Wolves guard Zach LaVine calls Curry’s shooting touch “ridiculous.” Charlotte coach Steve Clifford uses the same word when discussing Curry’s balance and quick release. Atlanta’s Mike Muscala prefers “absurd.” Like Hoiberg, Wolves interim coach Sam Mitchell calls Curry’s skills beyond belief while veteran shooter Kevin Martin marvels at a shooter so confident that he sometimes doesn’t look to confirm a shot is good.

“I watch all my shots,” Martin said. “He’s shooting and walking back down the court. It’s crazy what he’s doing.”

Stephen Curry’s own father chooses “spectacular” to describe the play of his son and the Warriors themselves as both have steamrolled the competition so far.

“I don’t know how many words can be used,” said Barry, who, like Curry, comes from a lineage of shooters. “It’s remarkable what he can do.”

Each generation has had its own fabulous shooters, a long list that includes Bird, Miller, Mullin, Ray Allen, Michael Jordan, Steve Nash, Dirk Nowitzki, Dale Ellis, Drazen Petrovic all the way through Jerry West, Brent Barry’s father, Rick, to Bill Sharman as well as Hall of Famer Paul Arizin, a Philadelphia forward from the 1950s who pioneered the jump shot.

Some excelled shooting standing still from an open space. Others distinguished themselves coming off screens, off the dribble or by catching the ball and shooting seemingly in one motion. Still others made their livings shooting from midrange or finishing at the rim.

Some of them did so before league rules changes left guards particularly free to work without fear of being touched or encumbered. Almost all of them did so before the game morphed from being played inside-out to where now, because of statistical analytics’ increasing reach, the three-point shot is king.

“There always have been these shooters who have been singular in what they do,” Barry said. “But the combination of all those things coming together in one player is what Steph represents, and it’s also the way the game now is played. It really is lightning in a bottle. It’s a lot of fun to watch, that’s for sure.”

The best there’s ever been?

Like Barry, Curry grew up around the game, raised by a shooter who provided an insider’s insight and perhaps some genes, too. Barry cites the dedication required to succeed in the NBA — “It’s not like I woke up and it was there,” he said — while acknowledging the “great” influence and environment such a father’s guidance can have on a son.

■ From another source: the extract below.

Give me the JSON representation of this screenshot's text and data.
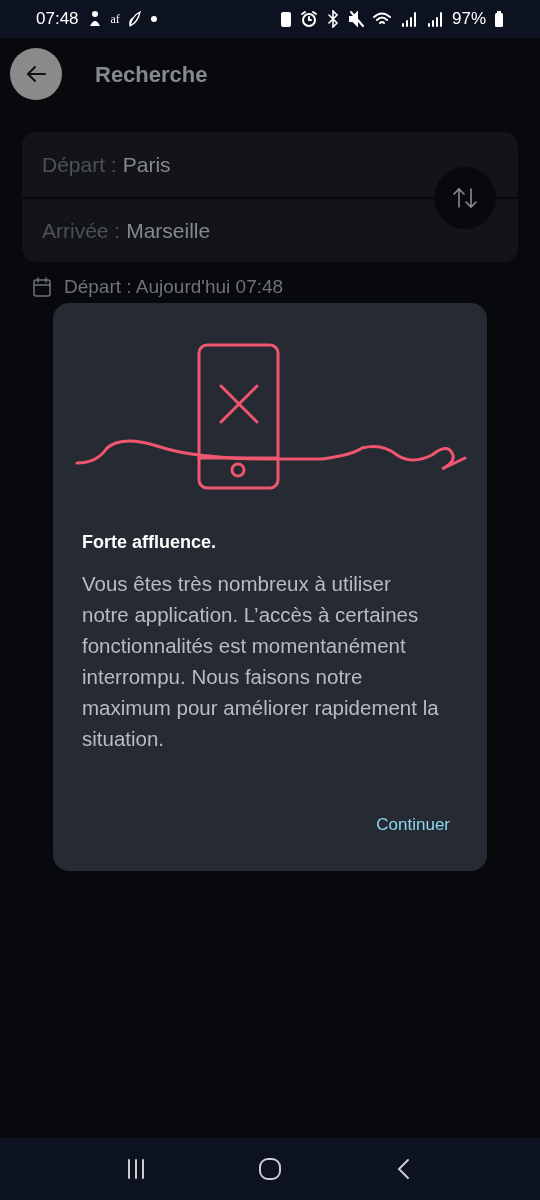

Dell Curry sees his shooting stroke and competitiveness — “That’s about it” — in his son but does not recognize the magician’s skill with which Stephen stupefies defenders and entertains audiences through sleight-of-hand dribbling skills. He perfected those skills from years of dedicated work in the driveway and gyms, including against a wall outfitted with flashing lights in front of which he correspondingly executes dribbling moves while tapping lights with his other hand.

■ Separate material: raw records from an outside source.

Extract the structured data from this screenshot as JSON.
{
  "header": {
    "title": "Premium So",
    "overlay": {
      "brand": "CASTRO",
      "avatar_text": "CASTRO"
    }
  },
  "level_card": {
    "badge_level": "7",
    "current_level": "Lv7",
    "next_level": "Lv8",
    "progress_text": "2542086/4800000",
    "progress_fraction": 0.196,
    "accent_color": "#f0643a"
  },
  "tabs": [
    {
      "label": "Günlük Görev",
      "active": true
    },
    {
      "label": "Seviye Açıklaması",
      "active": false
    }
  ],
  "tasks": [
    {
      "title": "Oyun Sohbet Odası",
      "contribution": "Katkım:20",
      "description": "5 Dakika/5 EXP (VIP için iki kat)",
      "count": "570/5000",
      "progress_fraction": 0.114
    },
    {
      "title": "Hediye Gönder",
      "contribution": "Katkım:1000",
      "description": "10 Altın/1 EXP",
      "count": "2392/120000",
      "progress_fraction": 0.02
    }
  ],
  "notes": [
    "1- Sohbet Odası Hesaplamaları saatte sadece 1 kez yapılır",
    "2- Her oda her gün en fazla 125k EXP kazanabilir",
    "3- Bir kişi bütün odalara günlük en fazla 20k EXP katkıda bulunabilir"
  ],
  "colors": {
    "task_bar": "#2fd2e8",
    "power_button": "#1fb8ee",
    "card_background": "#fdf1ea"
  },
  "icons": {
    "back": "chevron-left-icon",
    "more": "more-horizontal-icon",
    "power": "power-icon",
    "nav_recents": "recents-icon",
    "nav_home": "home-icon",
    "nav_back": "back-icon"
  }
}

Drafted by Golden State seventh overall in 2009 after the Wolves took point guards Ricky Rubio and Jonny Flynn immediately before him, Curry says such work helps him to slow down the game in his head.

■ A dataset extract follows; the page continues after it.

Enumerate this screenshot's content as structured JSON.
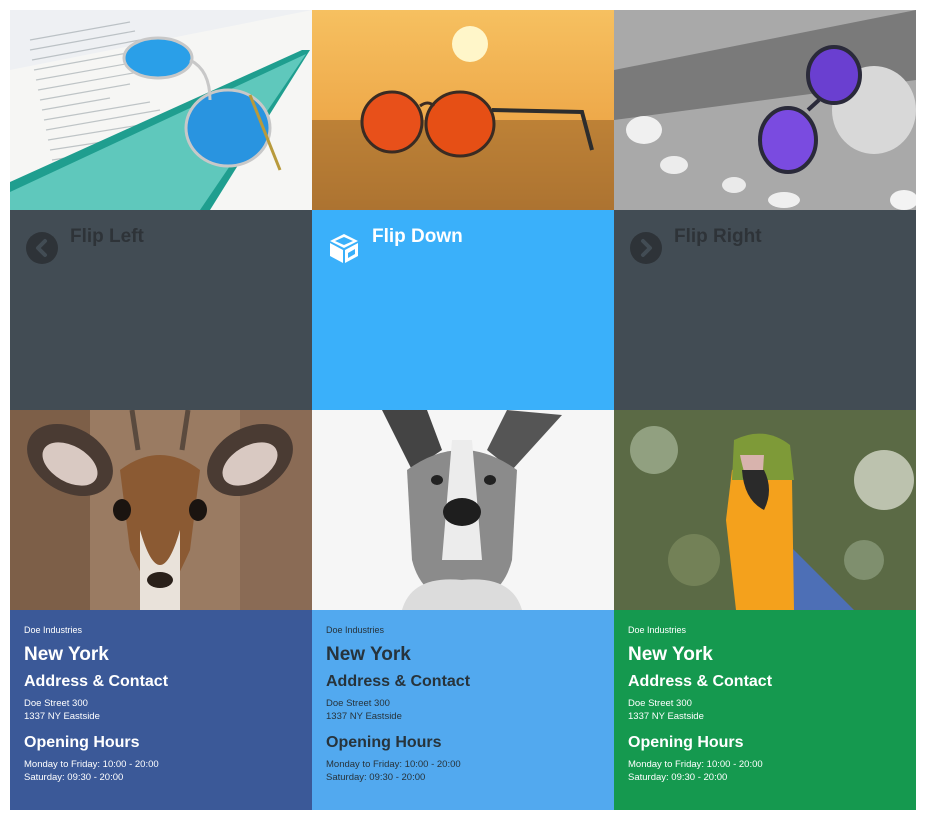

“I couldn’t do all the things he does,” said Dell Curry, an analyst on Charlotte Hornets broadcasts. “I had a three-dribble limit to my game, and it probably should have been a two-dribble limit. He can do all that and he can shoot it, too, so many different ways. I think he shoots a lot of one-legged runners because he was the smallest guy on every team he played on and he learned to shoot in the paint over the big guys.”

Dell Curry played against shooters such as Bird, Miller and Allen, and although he admits he’s biased, he nods his head when asked if he thinks his son, at only age 27, already is the best shooter that’s ever been.

“I think so,” Dell Curry said, “because he scores in so many ways.”

Mitchell doesn’t seem about to argue.

“If he keeps at this clip, he will be without a doubt the greatest shooter ever to play in the NBA,” Mitchell said, “and you’re talking about Jerry West and all those guys who could really shoot it. Is he there yet? Yeah, he’s there.”

As he will do Thursday for TNT, Barry just wants to watch the show.

“Well, we’ve got time still to watch it all unfold,” Barry said. “I’ll take 10 more years of what we’ve seen the last seven.”